(Items listed in a dataset)
==========
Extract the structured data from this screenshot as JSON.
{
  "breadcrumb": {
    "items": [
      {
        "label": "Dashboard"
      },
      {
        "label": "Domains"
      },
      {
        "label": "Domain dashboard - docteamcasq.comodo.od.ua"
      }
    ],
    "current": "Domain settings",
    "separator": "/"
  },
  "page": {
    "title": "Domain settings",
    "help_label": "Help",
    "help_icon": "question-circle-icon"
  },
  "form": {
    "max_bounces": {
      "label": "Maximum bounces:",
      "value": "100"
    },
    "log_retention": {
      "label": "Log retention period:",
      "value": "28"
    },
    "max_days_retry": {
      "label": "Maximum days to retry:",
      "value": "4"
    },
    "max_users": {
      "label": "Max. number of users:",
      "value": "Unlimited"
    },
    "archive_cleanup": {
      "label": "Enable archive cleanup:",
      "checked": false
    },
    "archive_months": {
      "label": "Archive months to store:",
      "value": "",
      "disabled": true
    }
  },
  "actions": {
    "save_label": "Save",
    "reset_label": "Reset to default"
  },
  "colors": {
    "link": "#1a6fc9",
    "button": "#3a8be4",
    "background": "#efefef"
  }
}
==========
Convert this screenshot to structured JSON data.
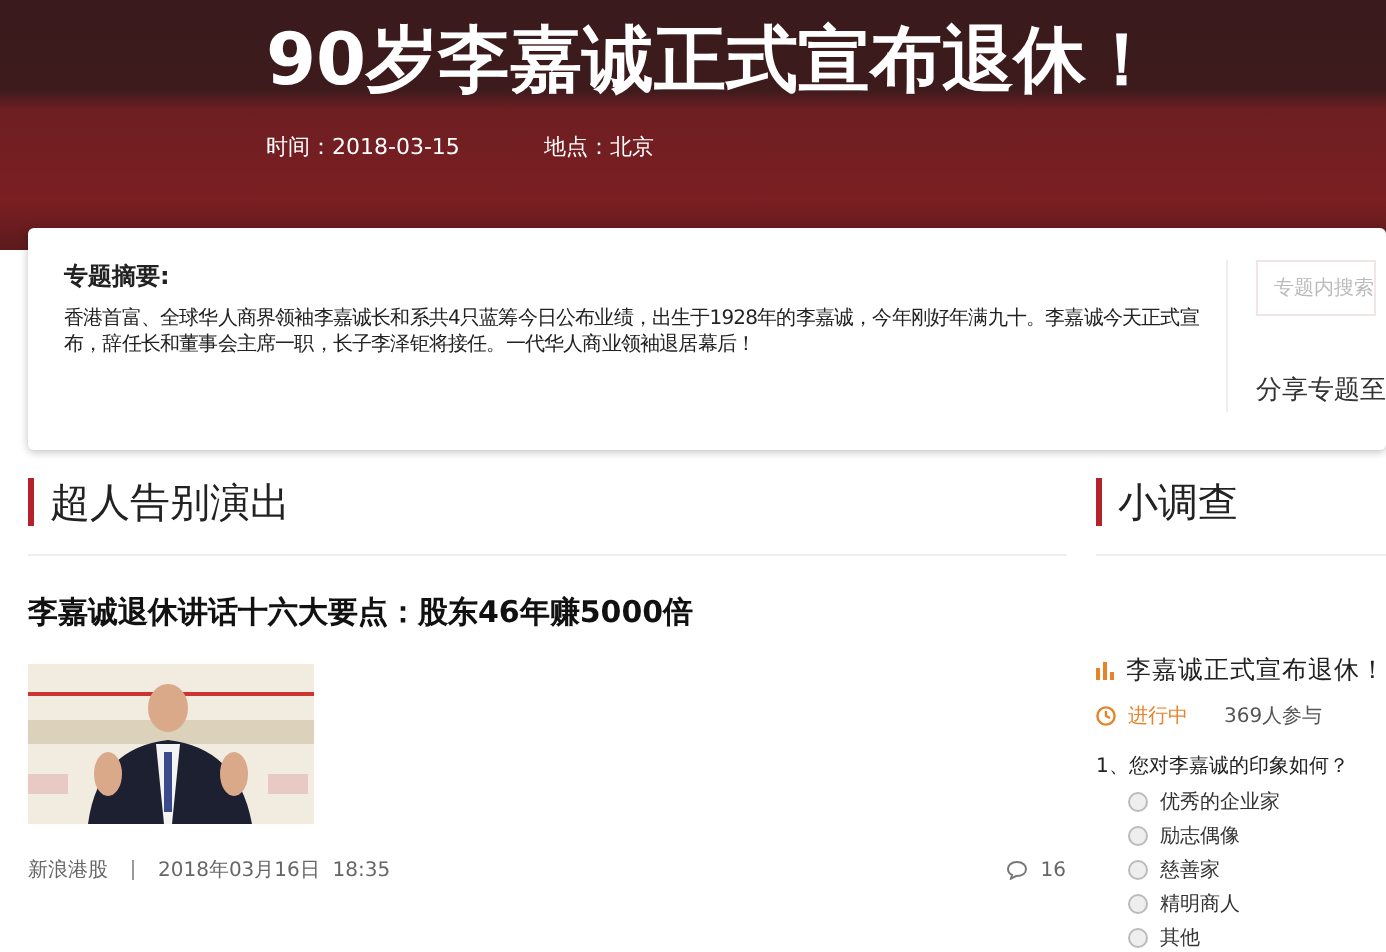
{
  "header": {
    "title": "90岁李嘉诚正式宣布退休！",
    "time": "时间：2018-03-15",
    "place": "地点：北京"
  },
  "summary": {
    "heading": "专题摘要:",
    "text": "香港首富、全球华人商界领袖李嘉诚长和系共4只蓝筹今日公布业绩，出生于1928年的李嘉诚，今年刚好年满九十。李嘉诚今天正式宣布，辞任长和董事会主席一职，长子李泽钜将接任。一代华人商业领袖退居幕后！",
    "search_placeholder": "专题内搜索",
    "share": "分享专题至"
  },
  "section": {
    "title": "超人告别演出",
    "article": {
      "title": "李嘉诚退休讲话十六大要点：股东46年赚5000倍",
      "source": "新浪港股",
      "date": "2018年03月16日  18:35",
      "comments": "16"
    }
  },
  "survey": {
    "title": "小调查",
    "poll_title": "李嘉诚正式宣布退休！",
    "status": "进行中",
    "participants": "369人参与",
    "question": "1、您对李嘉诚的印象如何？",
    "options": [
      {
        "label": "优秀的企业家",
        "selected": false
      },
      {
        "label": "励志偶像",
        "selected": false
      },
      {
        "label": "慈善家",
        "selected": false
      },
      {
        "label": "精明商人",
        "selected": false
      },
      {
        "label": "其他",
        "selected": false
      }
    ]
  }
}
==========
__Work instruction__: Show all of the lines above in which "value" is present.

__Your solution__:
      "value": "100"
      "value": "28"
      "value": "4"
      "value": "Unlimited"
      "value": "",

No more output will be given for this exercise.